“Lawyers and Judges being instruments of justice are honoured and honourable.
Such honourable men should not allow ‘the infirmity of human nature and the strength of human passion’ to lead them astray, let alone lead them to perpetuate an outright injustice.
The Legal profession is not just another avenue for quick money-making by hook or crook. To so conceive the profession, is to degrade it.”
Similarly, Richard Du Cann in his book: “The Art of the Advocate” speaking on the duty of the Advocate while quoting Lord MacMillan, a Lord Advocate-General in Scotland and a member of the Judicial Committee of the House of Lord’s declared the duty in fivefold as follows:

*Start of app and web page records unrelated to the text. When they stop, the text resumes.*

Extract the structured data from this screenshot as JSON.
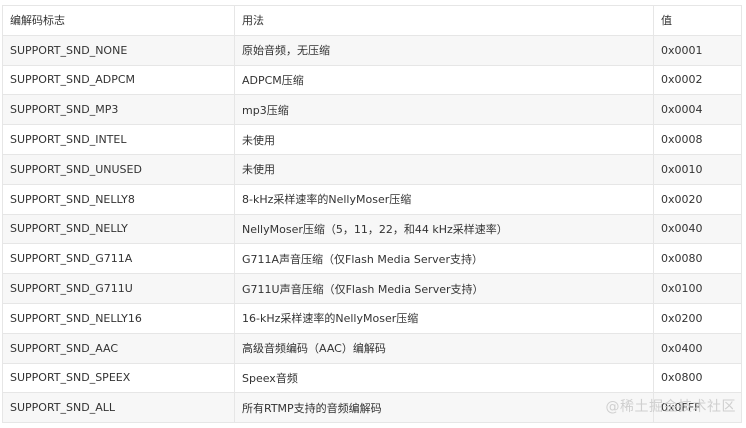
{
  "table": {
    "headers": [
      "编解码标志",
      "用法",
      "值"
    ],
    "rows": [
      {
        "flag": "SUPPORT_SND_NONE",
        "usage": "原始音频，无压缩",
        "value": "0x0001"
      },
      {
        "flag": "SUPPORT_SND_ADPCM",
        "usage": "ADPCM压缩",
        "value": "0x0002"
      },
      {
        "flag": "SUPPORT_SND_MP3",
        "usage": "mp3压缩",
        "value": "0x0004"
      },
      {
        "flag": "SUPPORT_SND_INTEL",
        "usage": "未使用",
        "value": "0x0008"
      },
      {
        "flag": "SUPPORT_SND_UNUSED",
        "usage": "未使用",
        "value": "0x0010"
      },
      {
        "flag": "SUPPORT_SND_NELLY8",
        "usage": "8-kHz采样速率的NellyMoser压缩",
        "value": "0x0020"
      },
      {
        "flag": "SUPPORT_SND_NELLY",
        "usage": "NellyMoser压缩（5，11，22，和44 kHz采样速率）",
        "value": "0x0040"
      },
      {
        "flag": "SUPPORT_SND_G711A",
        "usage": "G711A声音压缩（仅Flash Media Server支持）",
        "value": "0x0080"
      },
      {
        "flag": "SUPPORT_SND_G711U",
        "usage": "G711U声音压缩（仅Flash Media Server支持）",
        "value": "0x0100"
      },
      {
        "flag": "SUPPORT_SND_NELLY16",
        "usage": "16-kHz采样速率的NellyMoser压缩",
        "value": "0x0200"
      },
      {
        "flag": "SUPPORT_SND_AAC",
        "usage": "高级音频编码（AAC）编解码",
        "value": "0x0400"
      },
      {
        "flag": "SUPPORT_SND_SPEEX",
        "usage": "Speex音频",
        "value": "0x0800"
      },
      {
        "flag": "SUPPORT_SND_ALL",
        "usage": "所有RTMP支持的音频编解码",
        "value": "0x0FFF"
      }
    ]
  },
  "watermark": "@稀土掘金技术社区"
}
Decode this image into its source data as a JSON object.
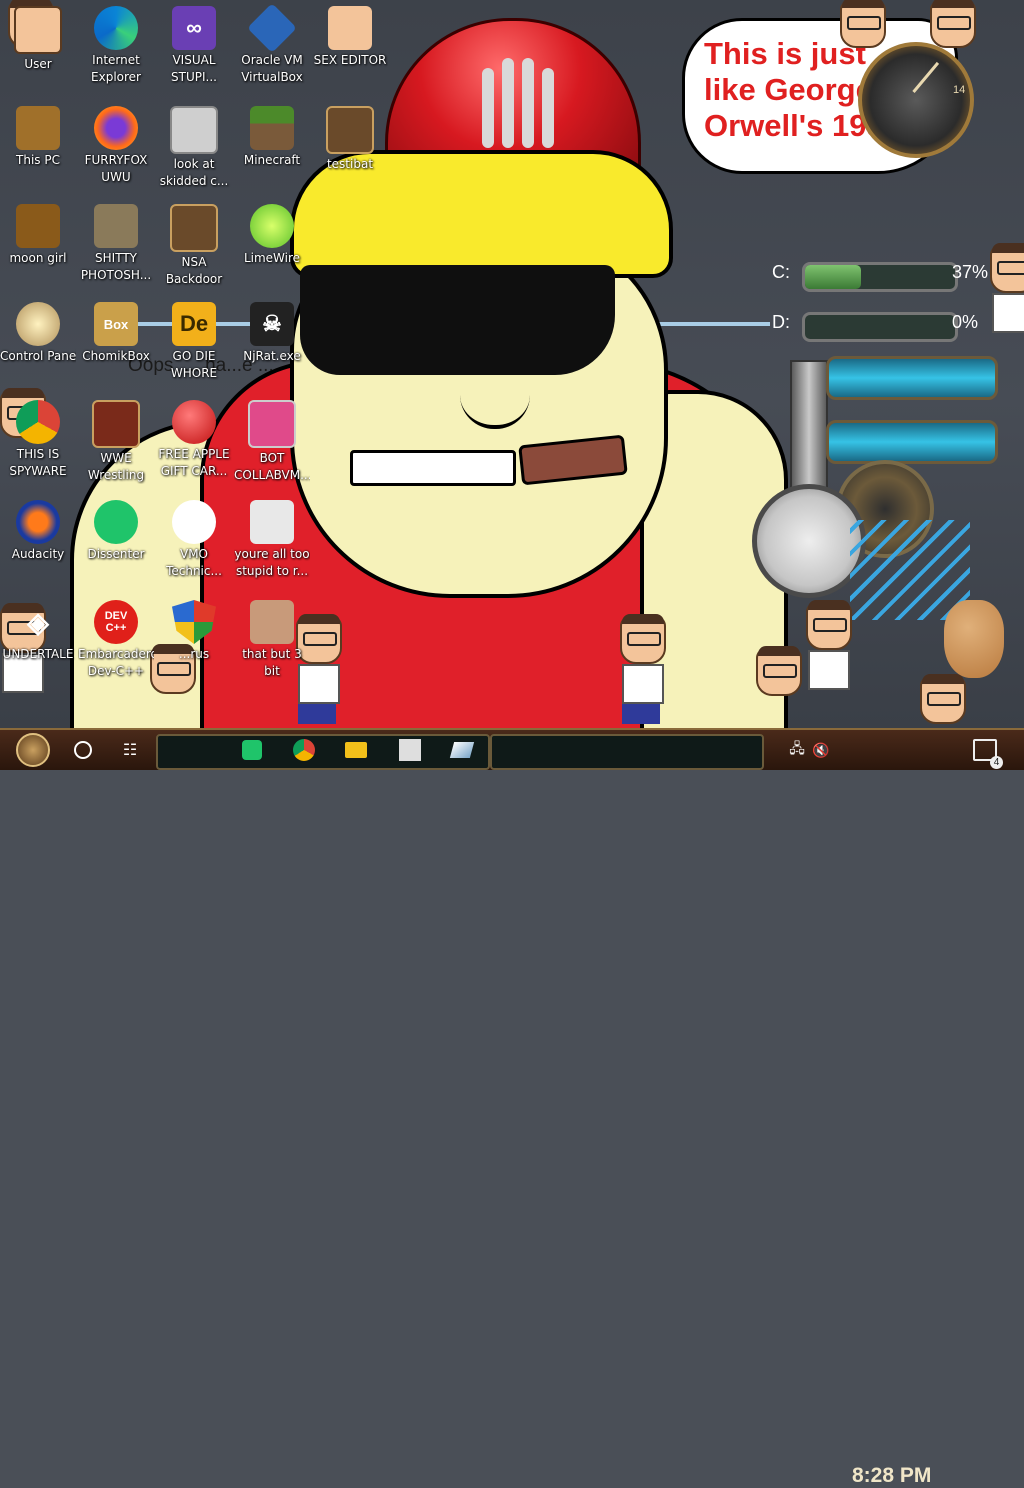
{
  "wallpaper": {
    "caption": "Oops, ... ha...e ... ...s been deemed inap...",
    "speech_bubble": "This is just like George Orwell's 1984"
  },
  "desktop_icons": [
    {
      "label": "User",
      "icon": "user-icon"
    },
    {
      "label": "Internet Explorer",
      "icon": "edge-icon"
    },
    {
      "label": "VISUAL STUPI...",
      "icon": "visual-studio-icon"
    },
    {
      "label": "Oracle VM VirtualBox",
      "icon": "virtualbox-icon"
    },
    {
      "label": "SEX EDITOR",
      "icon": "hank-icon"
    },
    {
      "label": "This PC",
      "icon": "computer-icon"
    },
    {
      "label": "FURRYFOX UWU",
      "icon": "firefox-icon"
    },
    {
      "label": "look at skidded c...",
      "icon": "folder-stack-icon"
    },
    {
      "label": "Minecraft",
      "icon": "minecraft-icon"
    },
    {
      "label": "testibat",
      "icon": "gear-box-icon"
    },
    {
      "label": "moon girl",
      "icon": "box-icon"
    },
    {
      "label": "SHITTY PHOTOSH...",
      "icon": "gimp-icon"
    },
    {
      "label": "NSA Backdoor",
      "icon": "gear-box-icon"
    },
    {
      "label": "LimeWire",
      "icon": "limewire-icon"
    },
    {
      "label": "Control Panel",
      "icon": "bulb-icon"
    },
    {
      "label": "ChomikBox",
      "icon": "chomikbox-icon"
    },
    {
      "label": "GO DIE WHORE",
      "icon": "de-icon"
    },
    {
      "label": "NjRat.exe",
      "icon": "skull-icon"
    },
    {
      "label": "THIS IS SPYWARE",
      "icon": "chrome-icon"
    },
    {
      "label": "WWE Wrestling",
      "icon": "oven-icon"
    },
    {
      "label": "FREE APPLE GIFT CAR...",
      "icon": "apple-icon"
    },
    {
      "label": "BOT COLLABVM...",
      "icon": "monitor-icon"
    },
    {
      "label": "Audacity",
      "icon": "audacity-icon"
    },
    {
      "label": "Dissenter",
      "icon": "dissenter-icon"
    },
    {
      "label": "VMO Technic...",
      "icon": "doctor-icon"
    },
    {
      "label": "youre all too stupid to r...",
      "icon": "portrait-icon"
    },
    {
      "label": "UNDERTALE",
      "icon": "unity-icon"
    },
    {
      "label": "Embarcadero Dev-C++",
      "icon": "devcpp-icon"
    },
    {
      "label": "...rus",
      "icon": "shield-icon"
    },
    {
      "label": "that but 3 bit",
      "icon": "portrait-icon"
    }
  ],
  "widgets": {
    "drives": [
      {
        "letter": "C:",
        "percent": 37,
        "percent_label": "37%"
      },
      {
        "letter": "D:",
        "percent": 0,
        "percent_label": "0%"
      }
    ],
    "clock_numeral": "14"
  },
  "taskbar": {
    "time": "8:28 PM",
    "notification_count": "4",
    "apps": [
      "dissenter-icon",
      "chrome-icon",
      "file-explorer-icon",
      "portrait-icon",
      "gem-icon"
    ]
  },
  "colors": {
    "bubble_text": "#e02020",
    "taskbar": "#2a160c",
    "helmet": "#d71920"
  }
}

“In the discharge of his office, the Advocate has a duty to his client, a duty to his opponent, a duty to the court, a duty to himself, and a duty to the state. The duties, in fact, begin long before he rises to his feet resplendent in horsehair wig and stuff gown”.
Hence, it is not part of the duties of a Lawyer to win at all costs or at any cost. There is rather a heavy cost to winning at all costs and that cost is disdain and dishonour and the desecration of the sacred temple of justice. Judges and Lawyers have a prior and perpetual retainer on behalf of the truth.
All these, therefore, reflect very much the tradition of the legal profession on the relationship between the Bar and the Bench, and which is one of reciprocity. The smooth administration of justice envisages the existence of courageous, efficient, honest and fearless Bar and Bench.
The Bench is entitled to unqualified respect from the Bar and so expects it. The least Magistrate Court, Area, Sharia or Customary Court and the highest court of the land are equally entitled to this respect. Members of the Bar stand up when they address or are addressed by the Bench.
The counsel who easily picks up quarrels with the Bench acts in contravention of this important duty. The duty of respect which is as old as the profession itself is highlighted under Rule 1(a) of Rules of Professional Conduct as follows:
It is the duty of the Lawyer to maintain toward the Court, a respectful attitude, not for the sake of the temporary incumbent of the judicial office, but for the maintenance of its supreme importance. Judges not being wholly free to defend themselves against criticism and clamour. Whenever there is a proper ground for a serious complaint of a judicial officer, it is the duty of the Lawyer to submit his grievances to the proper authority. In such cases, but not otherwise, such charges should be encouraged and the person making them should be protected.
This aged-long tradition of respect has crystallized into a solid cornerstone in the edifice of the Bar-and-Bench relationship. You alone cannot change the position overnight. The tradition is so well established at the Bar that, even when counsel has nothing but rude remarks to make, by tradition he is expected to start by saying: “With respect”.
These ethics demanded the best of Man: obedience and decency, as it was demanded that Adam (A.S) should keep his own part of the bargain, and he did not; that was unethical and there came his fall.
The court is where counsel will spend the rest of his years at the Bar trying to persuade to his view. One cannot carry it along with him if, by lack of manners, one alienates its feelings beyond recall or consistently.
To be continued
Ibrahim Muhammad Kala Esq is the Head of Litigation Department, Court of Appeal Gombe division and can be reached via email@example.com